(a) any wilful conduct which is of such a nature as is likely to drive the woman to commit suicide or to cause grave injury or danger to life, limb or health (whether mental or physical) of the woman; or
(b) harassment of the woman where such harassment is with a view to coercing her or any person related to her to meet any unlawful demand for any property or valuable security or is on account of failure by her or any person related to her to meet such demand.
Law abused by those it set out to protect

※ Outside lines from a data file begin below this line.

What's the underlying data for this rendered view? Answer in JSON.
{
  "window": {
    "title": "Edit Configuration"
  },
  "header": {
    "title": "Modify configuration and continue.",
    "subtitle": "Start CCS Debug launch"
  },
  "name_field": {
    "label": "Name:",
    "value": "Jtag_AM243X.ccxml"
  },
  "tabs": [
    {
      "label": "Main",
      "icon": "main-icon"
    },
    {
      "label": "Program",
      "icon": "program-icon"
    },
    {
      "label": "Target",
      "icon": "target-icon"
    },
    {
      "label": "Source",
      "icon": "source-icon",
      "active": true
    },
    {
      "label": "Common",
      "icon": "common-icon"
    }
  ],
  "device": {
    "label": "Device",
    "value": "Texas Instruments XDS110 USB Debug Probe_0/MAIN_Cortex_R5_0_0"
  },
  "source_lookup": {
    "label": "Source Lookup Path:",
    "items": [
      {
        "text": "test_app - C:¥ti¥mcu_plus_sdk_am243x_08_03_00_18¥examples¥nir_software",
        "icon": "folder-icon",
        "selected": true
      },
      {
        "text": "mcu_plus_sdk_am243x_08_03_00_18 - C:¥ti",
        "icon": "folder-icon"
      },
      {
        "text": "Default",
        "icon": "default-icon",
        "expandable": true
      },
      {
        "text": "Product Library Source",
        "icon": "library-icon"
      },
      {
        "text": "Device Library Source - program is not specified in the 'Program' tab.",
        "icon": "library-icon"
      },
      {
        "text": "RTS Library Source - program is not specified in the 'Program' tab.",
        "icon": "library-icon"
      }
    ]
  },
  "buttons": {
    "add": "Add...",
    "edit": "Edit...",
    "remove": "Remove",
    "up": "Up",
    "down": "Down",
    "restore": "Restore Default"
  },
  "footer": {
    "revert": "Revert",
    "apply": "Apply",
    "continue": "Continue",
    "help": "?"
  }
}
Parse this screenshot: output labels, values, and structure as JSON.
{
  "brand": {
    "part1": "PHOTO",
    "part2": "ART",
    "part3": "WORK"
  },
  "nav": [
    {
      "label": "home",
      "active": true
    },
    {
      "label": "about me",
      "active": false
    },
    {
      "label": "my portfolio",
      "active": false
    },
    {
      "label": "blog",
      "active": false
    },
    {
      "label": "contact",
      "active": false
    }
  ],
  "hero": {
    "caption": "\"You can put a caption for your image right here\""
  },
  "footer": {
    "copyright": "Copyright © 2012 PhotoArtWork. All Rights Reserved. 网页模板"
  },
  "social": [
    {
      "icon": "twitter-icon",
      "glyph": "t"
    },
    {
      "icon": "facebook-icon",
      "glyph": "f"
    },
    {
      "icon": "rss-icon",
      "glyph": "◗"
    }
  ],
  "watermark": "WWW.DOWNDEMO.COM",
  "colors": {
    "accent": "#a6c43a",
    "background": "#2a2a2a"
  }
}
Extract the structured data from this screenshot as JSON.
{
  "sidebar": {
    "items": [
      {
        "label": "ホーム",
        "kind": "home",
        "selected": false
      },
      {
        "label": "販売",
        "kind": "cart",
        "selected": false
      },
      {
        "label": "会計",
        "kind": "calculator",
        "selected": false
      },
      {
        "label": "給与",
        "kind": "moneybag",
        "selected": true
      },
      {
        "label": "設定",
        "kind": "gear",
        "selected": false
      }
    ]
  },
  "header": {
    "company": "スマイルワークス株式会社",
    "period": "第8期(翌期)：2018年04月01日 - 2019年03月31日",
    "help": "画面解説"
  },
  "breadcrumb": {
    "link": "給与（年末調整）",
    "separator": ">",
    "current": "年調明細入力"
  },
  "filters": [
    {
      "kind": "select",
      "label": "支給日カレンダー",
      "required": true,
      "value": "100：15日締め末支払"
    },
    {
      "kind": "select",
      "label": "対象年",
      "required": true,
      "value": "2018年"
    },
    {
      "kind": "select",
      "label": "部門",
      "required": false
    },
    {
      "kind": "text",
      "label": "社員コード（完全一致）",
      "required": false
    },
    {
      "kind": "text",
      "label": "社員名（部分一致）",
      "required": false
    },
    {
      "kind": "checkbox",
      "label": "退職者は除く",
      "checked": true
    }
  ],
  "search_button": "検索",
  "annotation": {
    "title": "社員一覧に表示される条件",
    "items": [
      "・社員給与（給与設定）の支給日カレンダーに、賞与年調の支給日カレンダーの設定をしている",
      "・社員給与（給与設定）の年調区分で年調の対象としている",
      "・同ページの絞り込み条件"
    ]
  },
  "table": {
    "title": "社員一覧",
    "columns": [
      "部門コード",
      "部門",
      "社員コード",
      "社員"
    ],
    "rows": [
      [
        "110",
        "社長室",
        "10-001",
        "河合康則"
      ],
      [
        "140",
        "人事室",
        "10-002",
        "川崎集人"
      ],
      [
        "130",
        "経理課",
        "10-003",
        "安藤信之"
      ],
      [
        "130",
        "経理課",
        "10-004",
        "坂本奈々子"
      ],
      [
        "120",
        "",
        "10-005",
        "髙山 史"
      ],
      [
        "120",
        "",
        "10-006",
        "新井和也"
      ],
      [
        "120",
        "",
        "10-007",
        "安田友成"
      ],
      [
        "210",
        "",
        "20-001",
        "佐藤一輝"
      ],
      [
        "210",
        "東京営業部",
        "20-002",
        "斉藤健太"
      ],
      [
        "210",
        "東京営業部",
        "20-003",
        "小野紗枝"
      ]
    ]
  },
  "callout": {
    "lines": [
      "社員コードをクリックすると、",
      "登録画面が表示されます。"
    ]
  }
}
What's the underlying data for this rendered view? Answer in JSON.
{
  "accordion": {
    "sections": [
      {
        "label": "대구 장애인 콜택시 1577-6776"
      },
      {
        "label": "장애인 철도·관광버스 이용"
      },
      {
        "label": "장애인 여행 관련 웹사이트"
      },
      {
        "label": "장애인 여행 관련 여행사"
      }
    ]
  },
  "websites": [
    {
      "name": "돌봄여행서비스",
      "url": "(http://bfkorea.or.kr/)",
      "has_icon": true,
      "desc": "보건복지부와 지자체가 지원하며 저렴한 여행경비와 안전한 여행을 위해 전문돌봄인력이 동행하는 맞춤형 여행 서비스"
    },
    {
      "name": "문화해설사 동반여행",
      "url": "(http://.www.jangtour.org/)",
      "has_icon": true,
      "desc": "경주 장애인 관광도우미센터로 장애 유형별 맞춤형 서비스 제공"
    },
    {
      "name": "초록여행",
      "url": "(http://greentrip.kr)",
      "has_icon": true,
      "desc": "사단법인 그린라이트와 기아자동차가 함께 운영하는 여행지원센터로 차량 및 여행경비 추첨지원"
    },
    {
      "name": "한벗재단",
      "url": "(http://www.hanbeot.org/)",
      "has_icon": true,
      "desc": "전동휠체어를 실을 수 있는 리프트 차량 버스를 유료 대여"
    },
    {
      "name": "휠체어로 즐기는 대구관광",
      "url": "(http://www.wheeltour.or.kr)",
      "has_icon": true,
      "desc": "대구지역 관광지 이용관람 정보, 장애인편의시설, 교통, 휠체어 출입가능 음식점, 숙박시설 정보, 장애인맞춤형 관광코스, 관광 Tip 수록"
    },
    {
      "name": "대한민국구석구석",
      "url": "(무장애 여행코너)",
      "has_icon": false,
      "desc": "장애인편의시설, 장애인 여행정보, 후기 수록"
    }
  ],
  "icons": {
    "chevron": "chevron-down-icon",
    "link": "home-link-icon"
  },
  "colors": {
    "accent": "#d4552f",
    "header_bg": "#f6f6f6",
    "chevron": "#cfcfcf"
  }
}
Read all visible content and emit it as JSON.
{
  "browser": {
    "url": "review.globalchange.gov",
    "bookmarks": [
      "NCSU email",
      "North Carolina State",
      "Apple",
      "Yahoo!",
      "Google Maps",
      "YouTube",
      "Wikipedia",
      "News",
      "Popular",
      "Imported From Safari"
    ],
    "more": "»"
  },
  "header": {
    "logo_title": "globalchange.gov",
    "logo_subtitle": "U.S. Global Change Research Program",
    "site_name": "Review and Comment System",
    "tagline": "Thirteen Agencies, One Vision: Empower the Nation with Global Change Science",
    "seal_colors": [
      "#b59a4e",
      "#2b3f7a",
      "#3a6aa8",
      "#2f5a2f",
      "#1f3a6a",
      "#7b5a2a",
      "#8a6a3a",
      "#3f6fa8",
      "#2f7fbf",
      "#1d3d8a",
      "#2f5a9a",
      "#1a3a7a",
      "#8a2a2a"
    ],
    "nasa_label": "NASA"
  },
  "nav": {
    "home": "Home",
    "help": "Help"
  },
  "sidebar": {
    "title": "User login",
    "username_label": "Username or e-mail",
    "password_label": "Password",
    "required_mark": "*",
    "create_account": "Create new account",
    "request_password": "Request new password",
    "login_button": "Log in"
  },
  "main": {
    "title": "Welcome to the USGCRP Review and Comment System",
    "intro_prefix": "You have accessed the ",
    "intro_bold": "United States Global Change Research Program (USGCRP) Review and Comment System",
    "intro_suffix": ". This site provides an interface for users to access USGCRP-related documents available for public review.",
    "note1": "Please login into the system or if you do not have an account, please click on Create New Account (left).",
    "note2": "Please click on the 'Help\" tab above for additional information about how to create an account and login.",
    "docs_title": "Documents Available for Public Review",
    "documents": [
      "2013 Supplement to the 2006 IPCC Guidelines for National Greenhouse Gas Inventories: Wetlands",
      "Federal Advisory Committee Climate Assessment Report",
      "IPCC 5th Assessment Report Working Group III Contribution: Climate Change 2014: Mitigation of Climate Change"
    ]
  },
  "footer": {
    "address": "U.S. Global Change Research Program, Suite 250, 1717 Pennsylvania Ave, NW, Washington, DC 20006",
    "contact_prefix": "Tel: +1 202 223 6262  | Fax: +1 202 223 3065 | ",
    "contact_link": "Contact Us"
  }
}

However, like every other good law, Section 498A also fell prey to misuse by conniving women and greedy lawyers. The law “made to save lives, has taken many lives,” concurs activist Deepika Narayan Bhardwaj whose documentary titled Martyrs of Marriage narrates first-person tales of various victims of the misuse of the anti-dowry Section 498A.
Deepika had personally experienced the tyranny of 498A when ‘a cousin was falsely accused in a dowry case by his wife’. She was appalled at the helplessness of the family who were told the fight was against a system biased against men. Her experience made her empathise with other men and their families who have no support – legal or otherwise – in such situations. The suicide video of a Bengaluru-based techie Syed Ahmed Makhdoom, harassed by his estranged wife and her parents and prevented from seeing his five-year-old son, drove her to make the documentary.
Crime data gives the real picture
The low conviction rate in such cases is proof that anti-dowry laws have proved to be unsuccessful. According to the National Crime Records Bureau’s (NCRB) data, nearly 200,000 people were arrested over dowry offences in 2012, but only 14.4 per cent of the accused were convicted. The intent of legislature is not met, and the strict provisions of the law only meant that the chances of conciliation or settlement between the husband and the wife were bleak.
The NCRB data also revealed between 2006 -2016, for every case that resulted in a conviction, five other cases resulted in an acquittal and one case was withdrawn with the net result being that only one out of every seven cases resulted in a conviction. At the end of 2006, 2,06,000 cases were pending, and this number increased to 5,15,000 cases by the end of 2016, an increase of more than 150 per cent in 11 years.
A complaint under Section 498A enabled immediate arrest and imprisonment of the accused – the husband and/or family members. Section 498A is the most abused law in the country. It is routinely ‘used’ by resentful women to harass the husband and in-laws even at the cost of ripping the family apart.
Lacunae in the legal system addressed
In July 2017, the Supreme Court passed an order preventing ‘immediate arrests’ of the husband and his family under Section 498A and asked the States to set up Family Welfare Committees to prevent ‘misuse’ of the law and probe the veracity of complaints filed under this section. The Court noted the law is being increasingly “misused by some disgruntled wives” to frame their husbands and his relatives.
Soon after, women groups and NGOs protested the order saying it has diluted the original intent of the law. In September 2018, the Supreme Court, reversing the previous order, restored the immediate arrest provision but inserted a rider that those arrested could approach the court for bail. “There should be gender justice for women as dowry has a chilling effect on marriage on the one hand, and on the other hand, there is right to life and personal liberty of the man,” the bench had said.
It is important to have a law to protect the weak but the responsibility lies on the judiciary and the executive to ensure the spirit of the law in maintained and the law should not defeat the purpose for which it was made.